» Brief
Each entry below is to be written out exactly, and the pictures are to be left out.

Entries from a dataset of interfaces
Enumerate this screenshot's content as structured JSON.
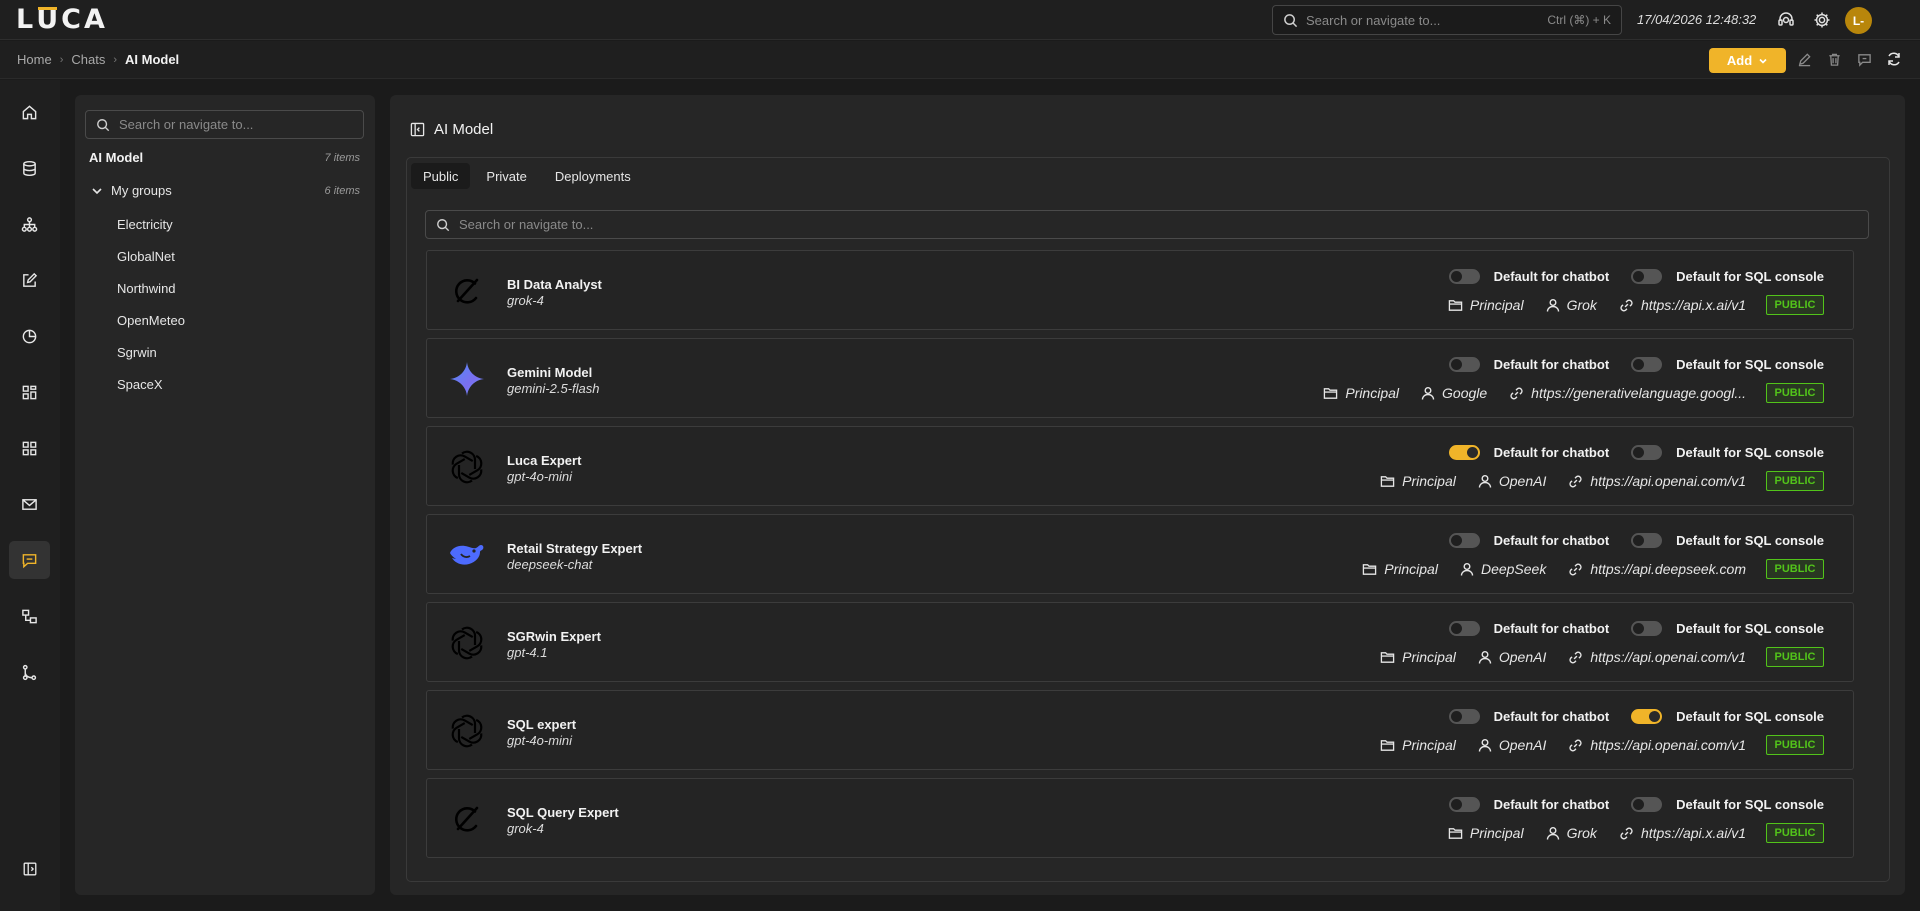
{
  "app": {
    "logo": "LUCA"
  },
  "topbar": {
    "search_placeholder": "Search or navigate to...",
    "shortcut": "Ctrl (⌘) + K",
    "datetime": "17/04/2026 12:48:32",
    "avatar": "L-"
  },
  "breadcrumb": {
    "home": "Home",
    "chats": "Chats",
    "current": "AI Model"
  },
  "toolbar": {
    "add_label": "Add"
  },
  "tree": {
    "search_placeholder": "Search or navigate to...",
    "root_label": "AI Model",
    "root_count": "7 items",
    "group_label": "My groups",
    "group_count": "6 items",
    "items": [
      "Electricity",
      "GlobalNet",
      "Northwind",
      "OpenMeteo",
      "Sgrwin",
      "SpaceX"
    ]
  },
  "main": {
    "title": "AI Model",
    "tabs": [
      "Public",
      "Private",
      "Deployments"
    ],
    "search_placeholder": "Search or navigate to...",
    "toggle_chatbot_label": "Default for chatbot",
    "toggle_sql_label": "Default for SQL console",
    "models": [
      {
        "name": "BI Data Analyst",
        "model": "grok-4",
        "logo": "grok-icon",
        "chatbot_default": false,
        "sql_default": false,
        "folder": "Principal",
        "provider": "Grok",
        "url": "https://api.x.ai/v1",
        "badge": "PUBLIC"
      },
      {
        "name": "Gemini Model",
        "model": "gemini-2.5-flash",
        "logo": "gemini-icon",
        "chatbot_default": false,
        "sql_default": false,
        "folder": "Principal",
        "provider": "Google",
        "url": "https://generativelanguage.googl...",
        "badge": "PUBLIC"
      },
      {
        "name": "Luca Expert",
        "model": "gpt-4o-mini",
        "logo": "openai-icon",
        "chatbot_default": true,
        "sql_default": false,
        "folder": "Principal",
        "provider": "OpenAI",
        "url": "https://api.openai.com/v1",
        "badge": "PUBLIC"
      },
      {
        "name": "Retail Strategy Expert",
        "model": "deepseek-chat",
        "logo": "deepseek-icon",
        "chatbot_default": false,
        "sql_default": false,
        "folder": "Principal",
        "provider": "DeepSeek",
        "url": "https://api.deepseek.com",
        "badge": "PUBLIC"
      },
      {
        "name": "SGRwin Expert",
        "model": "gpt-4.1",
        "logo": "openai-icon",
        "chatbot_default": false,
        "sql_default": false,
        "folder": "Principal",
        "provider": "OpenAI",
        "url": "https://api.openai.com/v1",
        "badge": "PUBLIC"
      },
      {
        "name": "SQL expert",
        "model": "gpt-4o-mini",
        "logo": "openai-icon",
        "chatbot_default": false,
        "sql_default": true,
        "folder": "Principal",
        "provider": "OpenAI",
        "url": "https://api.openai.com/v1",
        "badge": "PUBLIC"
      },
      {
        "name": "SQL Query Expert",
        "model": "grok-4",
        "logo": "grok-icon",
        "chatbot_default": false,
        "sql_default": false,
        "folder": "Principal",
        "provider": "Grok",
        "url": "https://api.x.ai/v1",
        "badge": "PUBLIC"
      }
    ]
  },
  "colors": {
    "accent": "#f0b429",
    "public_badge": "#52c41a",
    "deepseek": "#4d6bfe"
  }
}
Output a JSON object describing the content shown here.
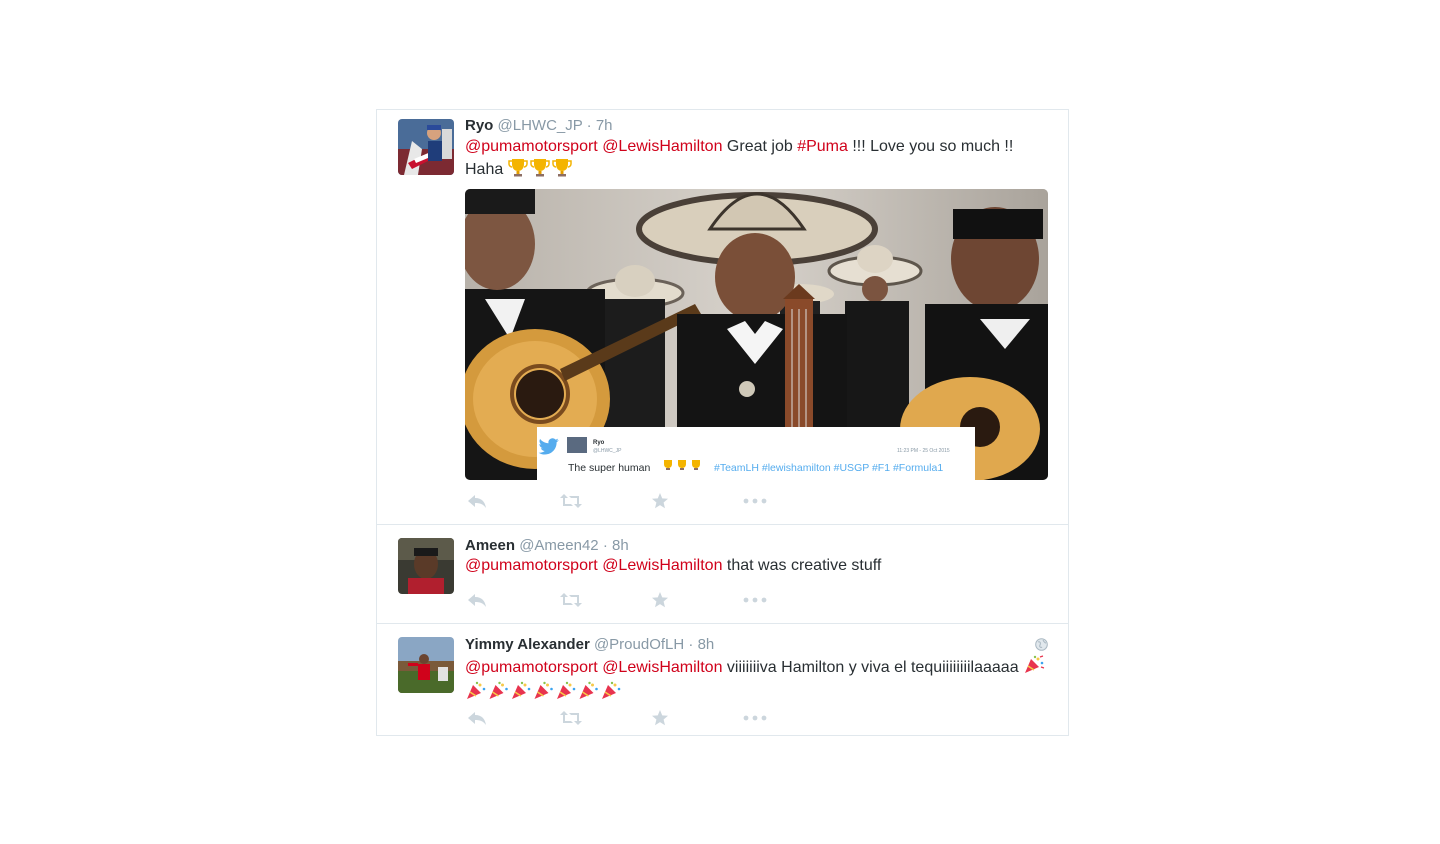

» Output of the task
Enumerate this screenshot's content as structured JSON.
{
  "app": {
    "logo": "LUCA"
  },
  "topbar": {
    "search_placeholder": "Search or navigate to...",
    "shortcut": "Ctrl (⌘) + K",
    "datetime": "17/04/2026 12:48:32",
    "avatar": "L-"
  },
  "breadcrumb": {
    "home": "Home",
    "chats": "Chats",
    "current": "AI Model"
  },
  "toolbar": {
    "add_label": "Add"
  },
  "tree": {
    "search_placeholder": "Search or navigate to...",
    "root_label": "AI Model",
    "root_count": "7 items",
    "group_label": "My groups",
    "group_count": "6 items",
    "items": [
      "Electricity",
      "GlobalNet",
      "Northwind",
      "OpenMeteo",
      "Sgrwin",
      "SpaceX"
    ]
  },
  "main": {
    "title": "AI Model",
    "tabs": [
      "Public",
      "Private",
      "Deployments"
    ],
    "search_placeholder": "Search or navigate to...",
    "toggle_chatbot_label": "Default for chatbot",
    "toggle_sql_label": "Default for SQL console",
    "models": [
      {
        "name": "BI Data Analyst",
        "model": "grok-4",
        "logo": "grok-icon",
        "chatbot_default": false,
        "sql_default": false,
        "folder": "Principal",
        "provider": "Grok",
        "url": "https://api.x.ai/v1",
        "badge": "PUBLIC"
      },
      {
        "name": "Gemini Model",
        "model": "gemini-2.5-flash",
        "logo": "gemini-icon",
        "chatbot_default": false,
        "sql_default": false,
        "folder": "Principal",
        "provider": "Google",
        "url": "https://generativelanguage.googl...",
        "badge": "PUBLIC"
      },
      {
        "name": "Luca Expert",
        "model": "gpt-4o-mini",
        "logo": "openai-icon",
        "chatbot_default": true,
        "sql_default": false,
        "folder": "Principal",
        "provider": "OpenAI",
        "url": "https://api.openai.com/v1",
        "badge": "PUBLIC"
      },
      {
        "name": "Retail Strategy Expert",
        "model": "deepseek-chat",
        "logo": "deepseek-icon",
        "chatbot_default": false,
        "sql_default": false,
        "folder": "Principal",
        "provider": "DeepSeek",
        "url": "https://api.deepseek.com",
        "badge": "PUBLIC"
      },
      {
        "name": "SGRwin Expert",
        "model": "gpt-4.1",
        "logo": "openai-icon",
        "chatbot_default": false,
        "sql_default": false,
        "folder": "Principal",
        "provider": "OpenAI",
        "url": "https://api.openai.com/v1",
        "badge": "PUBLIC"
      },
      {
        "name": "SQL expert",
        "model": "gpt-4o-mini",
        "logo": "openai-icon",
        "chatbot_default": false,
        "sql_default": true,
        "folder": "Principal",
        "provider": "OpenAI",
        "url": "https://api.openai.com/v1",
        "badge": "PUBLIC"
      },
      {
        "name": "SQL Query Expert",
        "model": "grok-4",
        "logo": "grok-icon",
        "chatbot_default": false,
        "sql_default": false,
        "folder": "Principal",
        "provider": "Grok",
        "url": "https://api.x.ai/v1",
        "badge": "PUBLIC"
      }
    ]
  },
  "colors": {
    "accent": "#f0b429",
    "public_badge": "#52c41a",
    "deepseek": "#4d6bfe"
  }
}
Output a JSON object describing the content shown here.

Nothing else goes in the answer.